==== Extracted information

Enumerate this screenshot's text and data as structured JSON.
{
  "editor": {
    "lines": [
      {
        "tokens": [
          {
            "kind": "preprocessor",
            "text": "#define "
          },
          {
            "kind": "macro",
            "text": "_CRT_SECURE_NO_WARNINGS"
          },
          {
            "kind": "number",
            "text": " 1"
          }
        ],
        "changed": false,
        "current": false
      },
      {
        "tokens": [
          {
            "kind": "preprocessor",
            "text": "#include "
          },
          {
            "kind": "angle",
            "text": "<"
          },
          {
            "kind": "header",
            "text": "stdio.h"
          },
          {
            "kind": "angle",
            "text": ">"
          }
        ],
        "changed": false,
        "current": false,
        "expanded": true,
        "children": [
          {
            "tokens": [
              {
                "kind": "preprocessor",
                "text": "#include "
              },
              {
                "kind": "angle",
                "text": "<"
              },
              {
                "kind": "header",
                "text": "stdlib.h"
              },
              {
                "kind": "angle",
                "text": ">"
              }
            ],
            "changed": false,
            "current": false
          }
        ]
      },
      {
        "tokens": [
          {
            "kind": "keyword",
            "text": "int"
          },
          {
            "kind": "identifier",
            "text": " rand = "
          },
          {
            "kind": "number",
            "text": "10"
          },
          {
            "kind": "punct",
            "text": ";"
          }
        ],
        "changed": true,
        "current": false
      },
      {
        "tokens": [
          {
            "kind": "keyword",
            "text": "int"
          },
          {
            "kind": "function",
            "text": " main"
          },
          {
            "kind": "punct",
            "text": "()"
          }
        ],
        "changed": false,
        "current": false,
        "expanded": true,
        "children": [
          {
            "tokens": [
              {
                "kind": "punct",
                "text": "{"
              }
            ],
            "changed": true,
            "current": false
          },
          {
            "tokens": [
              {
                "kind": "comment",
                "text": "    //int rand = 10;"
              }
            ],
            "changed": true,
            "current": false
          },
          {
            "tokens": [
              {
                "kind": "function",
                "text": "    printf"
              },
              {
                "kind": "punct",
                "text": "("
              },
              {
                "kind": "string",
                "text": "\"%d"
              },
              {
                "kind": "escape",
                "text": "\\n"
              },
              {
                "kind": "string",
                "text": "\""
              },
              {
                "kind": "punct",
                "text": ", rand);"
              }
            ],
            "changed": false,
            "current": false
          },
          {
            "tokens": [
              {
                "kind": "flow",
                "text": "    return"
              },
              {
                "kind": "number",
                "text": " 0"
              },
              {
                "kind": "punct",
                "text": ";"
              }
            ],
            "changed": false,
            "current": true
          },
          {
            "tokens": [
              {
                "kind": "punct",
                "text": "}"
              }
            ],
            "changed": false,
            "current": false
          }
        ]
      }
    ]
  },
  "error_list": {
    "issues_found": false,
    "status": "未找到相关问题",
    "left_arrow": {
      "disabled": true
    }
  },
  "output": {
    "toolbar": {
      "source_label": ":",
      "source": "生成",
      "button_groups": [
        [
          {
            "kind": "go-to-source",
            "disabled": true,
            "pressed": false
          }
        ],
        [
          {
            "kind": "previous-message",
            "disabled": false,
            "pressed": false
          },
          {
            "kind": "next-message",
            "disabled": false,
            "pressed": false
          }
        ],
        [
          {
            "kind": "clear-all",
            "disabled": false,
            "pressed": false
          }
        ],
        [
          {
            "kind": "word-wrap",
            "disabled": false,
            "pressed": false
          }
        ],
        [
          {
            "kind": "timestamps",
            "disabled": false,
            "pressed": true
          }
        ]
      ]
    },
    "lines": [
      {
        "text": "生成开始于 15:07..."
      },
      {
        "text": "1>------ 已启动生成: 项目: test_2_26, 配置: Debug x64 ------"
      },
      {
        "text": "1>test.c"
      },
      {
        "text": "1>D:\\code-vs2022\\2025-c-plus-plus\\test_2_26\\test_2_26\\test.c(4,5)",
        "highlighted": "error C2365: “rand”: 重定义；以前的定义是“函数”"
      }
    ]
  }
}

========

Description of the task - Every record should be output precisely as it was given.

Expected output -
Enumerate this screenshot's text and data as structured JSON.
{
  "editor": {
    "lines": [
      {
        "tokens": [
          {
            "kind": "preprocessor",
            "text": "#define "
          },
          {
            "kind": "macro",
            "text": "_CRT_SECURE_NO_WARNINGS"
          },
          {
            "kind": "number",
            "text": " 1"
          }
        ],
        "changed": false,
        "current": false
      },
      {
        "tokens": [
          {
            "kind": "preprocessor",
            "text": "#include "
          },
          {
            "kind": "angle",
            "text": "<"
          },
          {
            "kind": "header",
            "text": "stdio.h"
          },
          {
            "kind": "angle",
            "text": ">"
          }
        ],
        "changed": false,
        "current": false,
        "expanded": true,
        "children": [
          {
            "tokens": [
              {
                "kind": "preprocessor",
                "text": "#include "
              },
              {
                "kind": "angle",
                "text": "<"
              },
              {
                "kind": "header",
                "text": "stdlib.h"
              },
              {
                "kind": "angle",
                "text": ">"
              }
            ],
            "changed": false,
            "current": false
          }
        ]
      },
      {
        "tokens": [
          {
            "kind": "keyword",
            "text": "int"
          },
          {
            "kind": "identifier",
            "text": " rand = "
          },
          {
            "kind": "number",
            "text": "10"
          },
          {
            "kind": "punct",
            "text": ";"
          }
        ],
        "changed": true,
        "current": false
      },
      {
        "tokens": [
          {
            "kind": "keyword",
            "text": "int"
          },
          {
            "kind": "function",
            "text": " main"
          },
          {
            "kind": "punct",
            "text": "()"
          }
        ],
        "changed": false,
        "current": false,
        "expanded": true,
        "children": [
          {
            "tokens": [
              {
                "kind": "punct",
                "text": "{"
              }
            ],
            "changed": true,
            "current": false
          },
          {
            "tokens": [
              {
                "kind": "comment",
                "text": "    //int rand = 10;"
              }
            ],
            "changed": true,
            "current": false
          },
          {
            "tokens": [
              {
                "kind": "function",
                "text": "    printf"
              },
              {
                "kind": "punct",
                "text": "("
              },
              {
                "kind": "string",
                "text": "\"%d"
              },
              {
                "kind": "escape",
                "text": "\\n"
              },
              {
                "kind": "string",
                "text": "\""
              },
              {
                "kind": "punct",
                "text": ", rand);"
              }
            ],
            "changed": false,
            "current": false
          },
          {
            "tokens": [
              {
                "kind": "flow",
                "text": "    return"
              },
              {
                "kind": "number",
                "text": " 0"
              },
              {
                "kind": "punct",
                "text": ";"
              }
            ],
            "changed": false,
            "current": true
          },
          {
            "tokens": [
              {
                "kind": "punct",
                "text": "}"
              }
            ],
            "changed": false,
            "current": false
          }
        ]
      }
    ]
  },
  "error_list": {
    "issues_found": false,
    "status": "未找到相关问题",
    "left_arrow": {
      "disabled": true
    }
  },
  "output": {
    "toolbar": {
      "source_label": ":",
      "source": "生成",
      "button_groups": [
        [
          {
            "kind": "go-to-source",
            "disabled": true,
            "pressed": false
          }
        ],
        [
          {
            "kind": "previous-message",
            "disabled": false,
            "pressed": false
          },
          {
            "kind": "next-message",
            "disabled": false,
            "pressed": false
          }
        ],
        [
          {
            "kind": "clear-all",
            "disabled": false,
            "pressed": false
          }
        ],
        [
          {
            "kind": "word-wrap",
            "disabled": false,
            "pressed": false
          }
        ],
        [
          {
            "kind": "timestamps",
            "disabled": false,
            "pressed": true
          }
        ]
      ]
    },
    "lines": [
      {
        "text": "生成开始于 15:07..."
      },
      {
        "text": "1>------ 已启动生成: 项目: test_2_26, 配置: Debug x64 ------"
      },
      {
        "text": "1>test.c"
      },
      {
        "text": "1>D:\\code-vs2022\\2025-c-plus-plus\\test_2_26\\test_2_26\\test.c(4,5)",
        "highlighted": "error C2365: “rand”: 重定义；以前的定义是“函数”"
      }
    ]
  }
}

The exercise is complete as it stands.